Bristol Bears Community Foundation It is a similar story with the award-winning Bristol Bears Community Foundation, which harnesses the power of the Bristol Bears brand to work with over 8,000 people from the local community each year, contributing to the club’s vision to ‘inspire the community through rugby success’.
Delivering a diverse range of programmes, the foundation serves the community across four key areas – education, participation, health, and inclusion – with its two flagship educational programmes Bright Sparks, an intervention aimed at secondary school children, and Premiership Rugby funded post-16 offering HITZ.
Transitioning all delivery online throughout the pandemic created a need for additional support from foundation colleagues in providing access to suitable devices, as well as training for young people to access online content. Working proactively with partner schools and education partners, the overwhelming majority of students were able to continue a level of virtual engagement that resulted in positive outcomes for all with reference to programme outcomes, positive mental health through well-planned enrichment activities, and not least, going some way in preventing anti-social behaviour.

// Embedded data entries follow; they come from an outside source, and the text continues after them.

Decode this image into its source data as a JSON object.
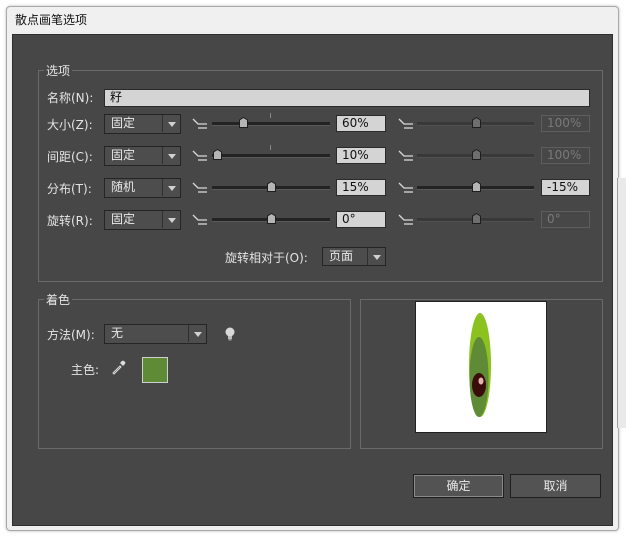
{
  "window": {
    "title": "散点画笔选项"
  },
  "options": {
    "legend": "选项",
    "name_label": "名称(N):",
    "name_value": "籽",
    "rows": [
      {
        "label": "大小(Z):",
        "mode": "固定",
        "min_value": "60%",
        "max_value": "100%",
        "min_fraction": 0.26,
        "max_fraction": 0.5,
        "max_enabled": false
      },
      {
        "label": "间距(C):",
        "mode": "固定",
        "min_value": "10%",
        "max_value": "100%",
        "min_fraction": 0.04,
        "max_fraction": 0.5,
        "max_enabled": false
      },
      {
        "label": "分布(T):",
        "mode": "随机",
        "min_value": "15%",
        "max_value": "-15%",
        "min_fraction": 0.5,
        "max_fraction": 0.5,
        "max_enabled": true
      },
      {
        "label": "旋转(R):",
        "mode": "固定",
        "min_value": "0°",
        "max_value": "0°",
        "min_fraction": 0.5,
        "max_fraction": 0.5,
        "max_enabled": false
      }
    ],
    "rotation_relative_label": "旋转相对于(O):",
    "rotation_relative_value": "页面"
  },
  "colorization": {
    "legend": "着色",
    "method_label": "方法(M):",
    "method_value": "无",
    "key_color_label": "主色:",
    "key_color": "#5f8a36",
    "tips_icon": "lightbulb-icon",
    "eyedropper_icon": "eyedropper-icon"
  },
  "preview": {
    "shape": "seed",
    "colors": {
      "outer": "#8cc21f",
      "inner": "#5f8a36",
      "eye": "#3a0d0b"
    }
  },
  "buttons": {
    "ok": "确定",
    "cancel": "取消"
  },
  "icons": {
    "variation": "variation-icon",
    "thumb": "slider-thumb-icon"
  }
}
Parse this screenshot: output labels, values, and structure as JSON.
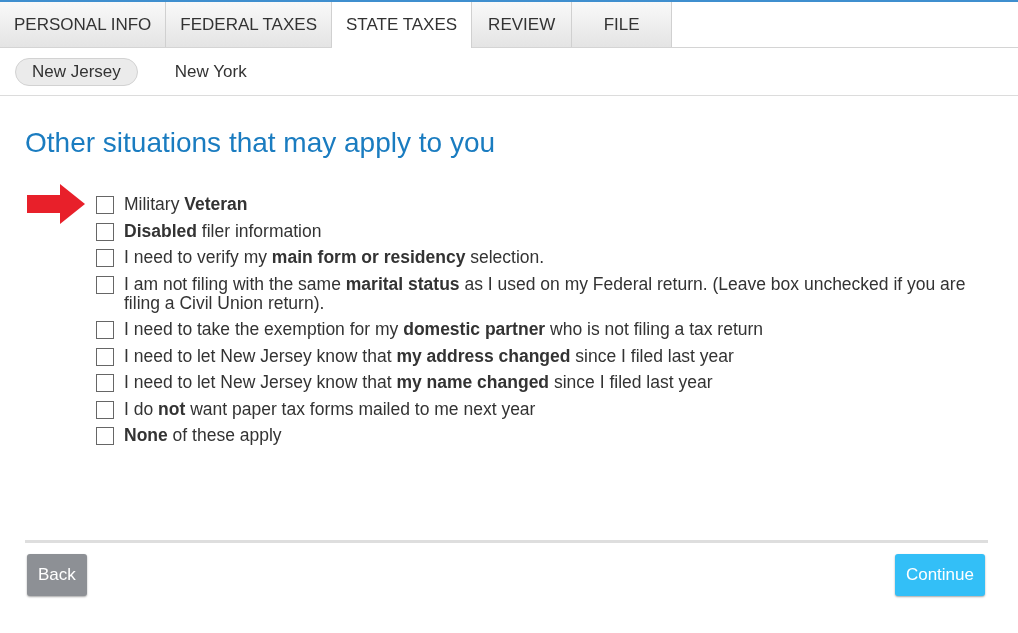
{
  "tabs": [
    {
      "label": "PERSONAL INFO",
      "selected": false
    },
    {
      "label": "FEDERAL TAXES",
      "selected": false
    },
    {
      "label": "STATE TAXES",
      "selected": true
    },
    {
      "label": "REVIEW",
      "selected": false
    },
    {
      "label": "FILE",
      "selected": false
    }
  ],
  "state_tabs": [
    {
      "label": "New Jersey",
      "selected": true
    },
    {
      "label": "New York",
      "selected": false
    }
  ],
  "heading": "Other situations that may apply to you",
  "options": [
    {
      "label": "Military **Veteran**",
      "checked": false,
      "flagged": true
    },
    {
      "label": "**Disabled** filer information",
      "checked": false,
      "flagged": false
    },
    {
      "label": "I need to verify my **main form or residency** selection.",
      "checked": false,
      "flagged": false
    },
    {
      "label": "I am not filing with the same **marital status** as I used on my Federal return. (Leave box unchecked if you are filing a Civil Union return).",
      "checked": false,
      "flagged": false
    },
    {
      "label": "I need to take the exemption for my **domestic partner** who is not filing a tax return",
      "checked": false,
      "flagged": false
    },
    {
      "label": "I need to let New Jersey know that **my address changed** since I filed last year",
      "checked": false,
      "flagged": false
    },
    {
      "label": "I need to let New Jersey know that **my name changed** since I filed last year",
      "checked": false,
      "flagged": false
    },
    {
      "label": "I do **not** want paper tax forms mailed to me next year",
      "checked": false,
      "flagged": false
    },
    {
      "label": "**None** of these apply",
      "checked": false,
      "flagged": false
    }
  ],
  "buttons": [
    {
      "label": "Back",
      "kind": "back"
    },
    {
      "label": "Continue",
      "kind": "continue"
    }
  ]
}
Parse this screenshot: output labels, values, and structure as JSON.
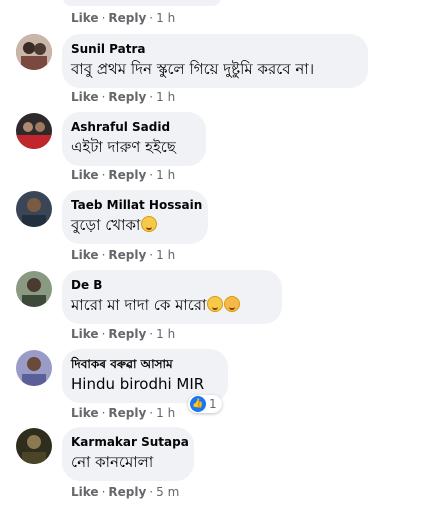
{
  "actions": {
    "like_label": "Like",
    "reply_label": "Reply",
    "separator": "·"
  },
  "top_item": {
    "time": "1 h"
  },
  "comments": [
    {
      "author": "Sunil Patra",
      "text": "বাবু প্রথম দিন স্কুলে গিয়ে দুষ্টুমি করবে না।",
      "time": "1 h",
      "avatar_color": "#8c6a5a"
    },
    {
      "author": "Ashraful Sadid",
      "text": "এইটা দারুণ হইছে",
      "time": "1 h",
      "avatar_color": "#3b2f2a"
    },
    {
      "author": "Taeb Millat Hossain",
      "text": "বুড়ো খোকা",
      "time": "1 h",
      "avatar_color": "#2b3a4a"
    },
    {
      "author": "De B",
      "text": "মারো মা দাদা কে মারো",
      "time": "1 h",
      "avatar_color": "#4f5b48"
    },
    {
      "author": "দিবাকৰ বৰুৱা আসাম",
      "text": "Hindu birodhi MIR",
      "time": "1 h",
      "avatar_color": "#6d6fa6",
      "reaction_count": "1"
    },
    {
      "author": "Karmakar Sutapa",
      "text": "নো কানমোলা",
      "time": "5 m",
      "avatar_color": "#3d3a26"
    }
  ],
  "colors": {
    "bubble": "#f0f2f5",
    "meta_text": "#65676b",
    "like_blue": "#1877f2"
  }
}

In the post-Covid world, the foundation’s programmes continue to have a constructive impact on the community, thanks, in part, to its ability to foster meaningful relationships, as Craig Capel, community development manager, says: “All of our programmes rely on building positive relationships as the very foundation of delivery and ultimately success. Establishing these relationships alongside maintaining high expectations of all students allows staff to really respond to the needs of each young person. Add to these the engagements from other partners including Avon & Somerset Police, Avon Fire & Rescue and Bristol Bears Men & Women, as well as a number of brilliant corporate supporters, the influence on the behaviours of our students continues to be fundamental to the success of our education offer.”
The work of the foundation has manifested in some excellent results for this year’s cohort. With 90% of students achieving at least a level one qualification, 81% of students improved their attendance at their school or academy and 60% of post-16 students moved into employment or further training.
One success story from this year has seen four students moving into apprenticeships or employment with local company Molson as a direct result of their involvement in the HITZ programme. “It is clear that our programmes, with the support of excellent corporate partners, provide unique experiences and meaningful opportunities for young people to improve their skills, qualities and pathways to further training and/or employment,” concludes Craig.